It’s that time of year where Christie’s auction house is again holding its prominent and prestigious “The Exceptional Sale” on July 8th. The sale shines a light onto the story of humanity’s relationship with mortality, the evolution of time, the animal kingdom, religion and science. Now more than ever, over this past year, many of us have looked for answers to these most fundamental problems - we have also sought solace and closure. The items offered in this very special auction speak directly to these questions, and that is why this trove of treasures gives me great excitement and pleasure.
Even though every individual piece in this collection is extraordinary, I wanted to share with you a few items that stood out most to me. I am particularly excited about this auction and its centrepiece drawing, Head of a Bear by Leonardo da Vinci. It almost blows my mind that this splendid drawing is a product of the man himself - but also the thought that it could be the possession of one extremely lucky person.
In no particular order, here are some special lots that stir me most.
An Egyptian Granite Head of Sekhmet, 1390 – 1352 B.C.
Sekhmet was the most important of Egypt’s leonine deities. Her name translates to ‘the female powerful one’ for she was the goddess who had the power to fight pestilence and function as a healing deity. Now, if only she was present today!
This magnificent piece was once in the possession of Francois Lang, an avid collector of sculptures, paintings and works of art. Francois was from a colourful family of textile producers, bankers and art collectors, so you can see where his fascination originated.
A Monolithic Slice of Fukang Meteorite
A crescent slice of an extremely rare meteorite, the Fukang Meteorite is bejewelled with impressively sized crystals making it one of the most beautiful extra-terrestrial materials known. Found in the Gobi Desert, China, it is said to date back to the birth of the Solar System.
Isaac Newton, Revising His Magnum Opus
An autograph manuscript from 1694 with revisions to three sections of the first edition of the Philosphiae Naturalis Principia Mathmetica. This manuscript also contains additional notes made by Scottish mathematician and astronomer, David Gregory.

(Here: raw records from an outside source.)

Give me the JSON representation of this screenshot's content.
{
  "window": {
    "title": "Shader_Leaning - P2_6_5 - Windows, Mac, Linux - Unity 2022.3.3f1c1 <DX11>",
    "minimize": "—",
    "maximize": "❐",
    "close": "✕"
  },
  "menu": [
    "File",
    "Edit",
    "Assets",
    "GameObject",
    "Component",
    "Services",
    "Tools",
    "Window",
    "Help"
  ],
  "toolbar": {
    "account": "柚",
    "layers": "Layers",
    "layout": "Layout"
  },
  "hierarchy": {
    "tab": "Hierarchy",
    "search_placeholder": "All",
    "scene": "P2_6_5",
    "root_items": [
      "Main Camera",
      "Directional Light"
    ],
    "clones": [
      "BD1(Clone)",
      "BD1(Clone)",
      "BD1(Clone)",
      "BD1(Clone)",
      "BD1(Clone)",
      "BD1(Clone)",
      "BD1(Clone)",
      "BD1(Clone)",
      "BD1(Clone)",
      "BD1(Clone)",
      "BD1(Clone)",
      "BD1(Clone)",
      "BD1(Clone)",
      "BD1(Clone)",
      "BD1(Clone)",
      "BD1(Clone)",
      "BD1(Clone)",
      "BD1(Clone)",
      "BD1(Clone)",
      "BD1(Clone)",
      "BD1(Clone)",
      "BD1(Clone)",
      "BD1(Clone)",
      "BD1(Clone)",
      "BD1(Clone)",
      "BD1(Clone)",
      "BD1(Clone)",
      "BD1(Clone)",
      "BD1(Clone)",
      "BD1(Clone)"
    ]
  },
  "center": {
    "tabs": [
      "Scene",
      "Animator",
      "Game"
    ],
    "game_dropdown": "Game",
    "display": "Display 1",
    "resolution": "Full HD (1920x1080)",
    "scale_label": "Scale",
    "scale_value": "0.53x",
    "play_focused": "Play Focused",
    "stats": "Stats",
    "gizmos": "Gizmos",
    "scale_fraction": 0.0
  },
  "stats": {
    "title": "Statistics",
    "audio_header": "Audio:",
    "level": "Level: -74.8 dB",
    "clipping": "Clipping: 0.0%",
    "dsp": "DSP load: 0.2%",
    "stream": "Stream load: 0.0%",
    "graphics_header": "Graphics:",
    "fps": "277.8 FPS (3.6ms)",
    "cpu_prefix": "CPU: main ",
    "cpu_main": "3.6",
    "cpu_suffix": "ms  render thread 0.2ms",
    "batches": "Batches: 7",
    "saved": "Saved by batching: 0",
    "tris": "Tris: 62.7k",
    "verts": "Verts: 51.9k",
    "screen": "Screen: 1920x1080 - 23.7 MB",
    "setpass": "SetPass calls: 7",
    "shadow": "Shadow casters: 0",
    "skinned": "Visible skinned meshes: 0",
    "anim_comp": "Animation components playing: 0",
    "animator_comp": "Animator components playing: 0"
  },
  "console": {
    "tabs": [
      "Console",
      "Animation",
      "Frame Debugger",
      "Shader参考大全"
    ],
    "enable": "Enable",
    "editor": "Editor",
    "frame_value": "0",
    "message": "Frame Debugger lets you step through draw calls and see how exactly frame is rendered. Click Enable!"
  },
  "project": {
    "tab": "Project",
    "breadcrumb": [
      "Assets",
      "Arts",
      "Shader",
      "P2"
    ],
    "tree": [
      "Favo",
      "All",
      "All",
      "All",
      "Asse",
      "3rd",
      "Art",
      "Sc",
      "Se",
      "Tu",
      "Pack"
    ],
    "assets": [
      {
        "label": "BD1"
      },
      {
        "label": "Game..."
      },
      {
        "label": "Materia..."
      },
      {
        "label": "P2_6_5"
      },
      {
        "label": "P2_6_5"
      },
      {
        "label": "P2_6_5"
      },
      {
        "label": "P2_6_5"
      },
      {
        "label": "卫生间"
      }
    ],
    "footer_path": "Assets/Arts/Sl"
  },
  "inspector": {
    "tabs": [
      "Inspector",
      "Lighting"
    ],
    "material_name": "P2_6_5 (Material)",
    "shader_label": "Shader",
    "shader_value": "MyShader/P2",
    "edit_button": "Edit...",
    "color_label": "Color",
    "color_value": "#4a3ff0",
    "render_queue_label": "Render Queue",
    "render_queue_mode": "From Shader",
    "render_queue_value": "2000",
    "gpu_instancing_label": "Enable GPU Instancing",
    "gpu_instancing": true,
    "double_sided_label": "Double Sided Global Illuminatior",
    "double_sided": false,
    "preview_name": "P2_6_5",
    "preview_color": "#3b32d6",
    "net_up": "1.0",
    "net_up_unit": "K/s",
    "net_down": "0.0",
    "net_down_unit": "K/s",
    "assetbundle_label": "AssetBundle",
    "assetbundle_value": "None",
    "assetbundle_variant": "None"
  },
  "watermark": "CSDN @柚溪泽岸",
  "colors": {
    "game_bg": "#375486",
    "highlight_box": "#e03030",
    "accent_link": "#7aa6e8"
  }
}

This is a vanishingly rare document, representing a high peak of civilization’s intellectual prowess.
Charles I Silver Inkstand, 1639
Created for Post Master General James Craggs, this exquisite and intricate silver dish has been painstakingly adorned with the most elaborate detailing representing Geometry, Arithmetic, Astronomy and Music. I am sure Newton would have loved it!
A Pair of George III Giltwood Armchairs, Attributed to Thomas Chippendale, 1775
In the Neoclassical style of Chippendale, these ‘French’ armchairs are designed with oval padded backs, guilloche carved frames headed by a wreathed rosette and arms with scrolled terminals. The chairs are said to have originally been made for Sir Charles Cocks, for his London home, and were subsequently in the ownership of Lady Henry Somerset, wife of Lord Henry Somerset, son of the 8th Duke of Beaufort.
Head of a Bear by Leonardo da Vinci (1452 – 1519)
Perhaps the most remarkable item in the entire collection. An exquisite demonstration of da Vinci’s mastery as a draughtsman. Only a handful of drawings of this nature were created by da Vinci and today it is only one of eight in private hands. This is an exceedingly precious article. It is said to have been based on a live bear held in captivity and bears during period were commonplace in Tuscany. The depiction is drawn in silverpoint, a tremendously difficult skill because mistakes made were tough to remove.
An Important Mexican Silver Gilt, Rock Crystal, Boxwood and Hummingbird Feather Pax, 1575
A carved boxwood depiction of The Virgin of Guadalupe in an architectural frame. The pax contains some of the richest and most symbolic materials native to Mexico. This piece is extremely significant due to its cultural and historical context in the unification of Spain and Mexico.
A South German Ormolu, Silver and Gilt Brass Quarter Striking Astronomical Table Clock, 1670
Created by Johannes Sommer The Younger in Augsburg, this sublime clock is an architectural feast featuring an obelisk finial, balustraded pagoda, two tiered bells, with flowerheads and foliage.
A Saxon Gold Mounted Hardstone Snuffbox, 1780
By Johann-Christian Neuber, Dresden, a master of the Neoclassical style most known for his hardstone pieces that came to be beloved by the enlightened aristocracy of the period. His creations were the perfect formulation of curiosity, craftsmanship and beauty.
The Emperors Cup,1845
One of nine magnificent trophies assembled by Hunt and Roskell, London, commissioned by Emperor Nicholas I of Russia following his visit to Ascot Races as the guest of Queen Victoria in 1844. To commemorate his visit, the Emperor generously donated 500 sovereigns for a piece of plate to be awarded each year as the principal prize for winning the Ascot Gold Cup. This spectacular lot is one of those cups.